Speaking and listening skills project


Somali Community Parents Association
Supplementary Education theme

£129,670 over two years

In front of a packed hall, with microphone in hand, a Somali teenager feeds back on why his team thinks communication is important: “It is most vital when looking for a job and it helps you understand different people from different backgrounds,” he says, reading from a long list.

This is one of the first sessions of a PHF-funded speaking and listening skills course run by the Somali Community Parents Association (SOCOPA), a support project in Leicester that motivates and champions the local Somali community with a range of advice, training, English classes and addiction mentoring.

Its founder and executive manager, Abdikayf Farah, says: “Since we began in 2005 we have always worked with our local schools, helping families engage and integrate as well as educating the school about our culture.”

Despite best efforts, attainment at school-leaving age, particularly among boys, is low. “Just filling out an application or making a call to a prospective employer is challenging for many young people,” says Abdikayf.

The course is a pilot – run during the three half-term holidays – to support 11–19 year olds with their speaking and listening core skills by engaging them in community projects and debating issues relevant to the Somali population.

Crammed into the first week were visits to older people’s homes, hands-on painting and decorating and video- making. “In each situation they were interacting with other people,” explains Abdikayf. “At the end of the week there was another presentation – attended by parents – where the whole group reported on its achievements.”

The subsequent weeks of the course saw the young people explore issues of democracy and cultural awareness, examining stereotypes and challenging perceptions of themselves within the wider community. The grant allowed SOCOPA to enlist partners to deliver what is an intensive programme including a session with the UK Parliamentary Outreach Service, a Q&A session with the local MP, and support from a number of other charities.

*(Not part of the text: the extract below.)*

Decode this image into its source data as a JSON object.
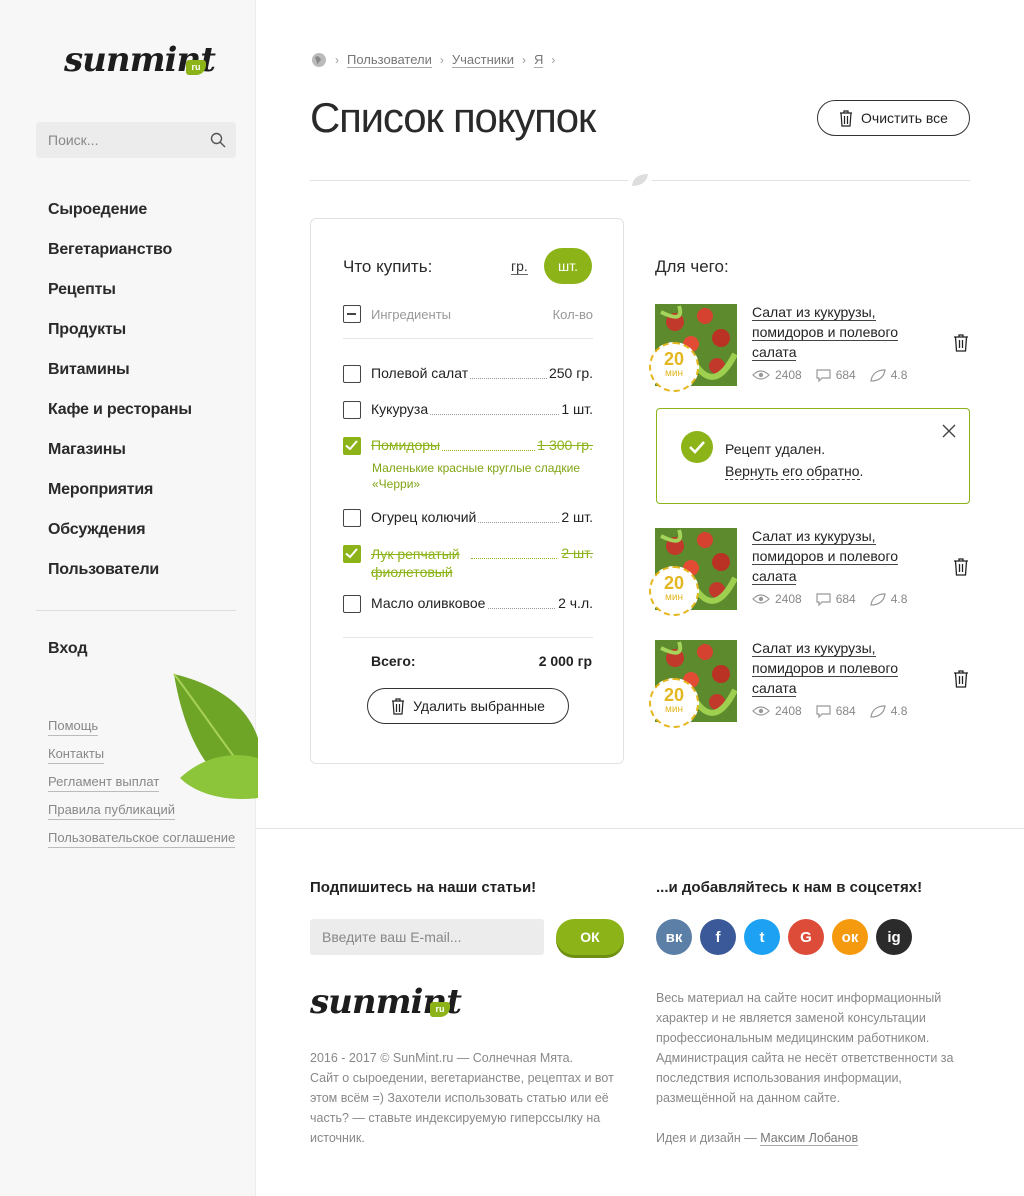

“The feedback has been amazing. The whole community has got behind the project. The young people really enjoyed it and their confidence shot up,” says Abdikayf.

“It’s not easy working with a community that has experienced the trauma of civil war for such a long time. There is little trust between each other but with our philosophy of openness and transparency we hope to rebuild that trust. It’s challenging but when you see the results of projects like this it’s also very rewarding.”